Many of us have heard that it’s preferable to get vitamins from food alone and not from supplements. But there is no simple answer. It depends on your diet, say nutritionists at East Jefferson General Hospital’s Wellness Center in Metairie, Louisiana.

The center’s menus printed below offer a sample breakfast, lunch, dinner and two snacks that provide an average middle-age adult with the recommended daily allowance of protein, carbs, fats, vitamins and minerals required to sustain a healthy diet.

Breakfast: ½ cup bran cereal with raisins, 1 cup fresh blueberries and 2 tablespoons slivered almonds mixed in 1 cup fat-free vanilla yogurt. To drink: 1 cup green tea.

: 1 medium banana with 4 walnut halves. To drink: 1 cup skim milk.

Lunch: A sandwich with 4 slices low-sodium deli turkey and 1 slice Swiss cheese between 2 slices whole-wheat bread spread with 1 teaspoon Dijon mustard, and a salad of 1 cup baby romaine lettuce with ½ cup raw carrots, ½ cup raw red bell pepper, ¥ of a medium avocado, ½ cup chopped tomatoes and 2 tablespoons light balsamic vinaigrette dressing. To drink: a 16-ounce glass of water with lemon.

Snack: 1 ounce of cheddar cheese and 8 thin wheat crackers. To drink: an 8-ounce glass of water.
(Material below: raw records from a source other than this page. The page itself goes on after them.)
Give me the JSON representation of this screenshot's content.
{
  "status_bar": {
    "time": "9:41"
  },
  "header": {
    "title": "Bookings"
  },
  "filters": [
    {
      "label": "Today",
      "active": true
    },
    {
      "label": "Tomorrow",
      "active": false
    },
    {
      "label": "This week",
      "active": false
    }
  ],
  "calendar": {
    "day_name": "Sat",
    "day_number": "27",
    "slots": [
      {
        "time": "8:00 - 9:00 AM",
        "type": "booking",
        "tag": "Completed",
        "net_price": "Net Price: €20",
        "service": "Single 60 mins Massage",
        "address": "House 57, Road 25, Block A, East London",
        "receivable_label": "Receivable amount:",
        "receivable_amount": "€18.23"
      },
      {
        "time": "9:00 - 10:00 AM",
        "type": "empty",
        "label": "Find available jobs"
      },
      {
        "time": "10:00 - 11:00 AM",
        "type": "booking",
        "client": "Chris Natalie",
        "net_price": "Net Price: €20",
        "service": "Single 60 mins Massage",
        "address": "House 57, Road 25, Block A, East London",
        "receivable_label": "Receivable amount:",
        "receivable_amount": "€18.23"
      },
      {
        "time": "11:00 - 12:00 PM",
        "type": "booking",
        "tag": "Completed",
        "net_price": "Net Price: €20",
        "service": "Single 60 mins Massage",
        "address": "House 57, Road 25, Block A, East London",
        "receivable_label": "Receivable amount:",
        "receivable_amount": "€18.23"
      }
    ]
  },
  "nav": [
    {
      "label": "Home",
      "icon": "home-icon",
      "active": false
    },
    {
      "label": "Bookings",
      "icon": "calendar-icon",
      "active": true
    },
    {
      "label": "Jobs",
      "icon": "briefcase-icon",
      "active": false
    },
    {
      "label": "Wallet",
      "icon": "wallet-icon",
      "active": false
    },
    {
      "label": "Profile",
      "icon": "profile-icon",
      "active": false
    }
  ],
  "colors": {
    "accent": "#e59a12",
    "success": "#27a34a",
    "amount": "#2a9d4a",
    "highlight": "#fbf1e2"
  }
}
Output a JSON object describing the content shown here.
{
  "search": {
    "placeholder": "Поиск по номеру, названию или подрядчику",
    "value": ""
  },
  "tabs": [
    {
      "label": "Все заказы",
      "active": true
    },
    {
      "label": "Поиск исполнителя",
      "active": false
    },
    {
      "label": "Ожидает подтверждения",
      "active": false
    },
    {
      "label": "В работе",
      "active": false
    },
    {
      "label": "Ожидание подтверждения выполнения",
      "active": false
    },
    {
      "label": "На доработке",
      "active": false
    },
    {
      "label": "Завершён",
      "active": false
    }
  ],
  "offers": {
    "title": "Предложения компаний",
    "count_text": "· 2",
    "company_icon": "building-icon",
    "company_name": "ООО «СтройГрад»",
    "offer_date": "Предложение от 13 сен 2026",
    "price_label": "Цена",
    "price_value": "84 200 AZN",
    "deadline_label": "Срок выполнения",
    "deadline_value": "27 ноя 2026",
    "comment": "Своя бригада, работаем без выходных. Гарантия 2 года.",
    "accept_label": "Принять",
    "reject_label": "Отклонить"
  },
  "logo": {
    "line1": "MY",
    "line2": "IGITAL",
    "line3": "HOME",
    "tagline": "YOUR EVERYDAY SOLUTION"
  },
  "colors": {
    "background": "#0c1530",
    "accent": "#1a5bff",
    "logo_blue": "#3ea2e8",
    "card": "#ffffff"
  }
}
Dinner: 4 ounces broiled halibut, 1 large baked sweet potato topped with 1 tablespoon non-hydrogenated margarine and 1 teaspoon cinnamon, and 1 cup cooked frozen spinach. To drink: a 16-ounce glass of water with lemon.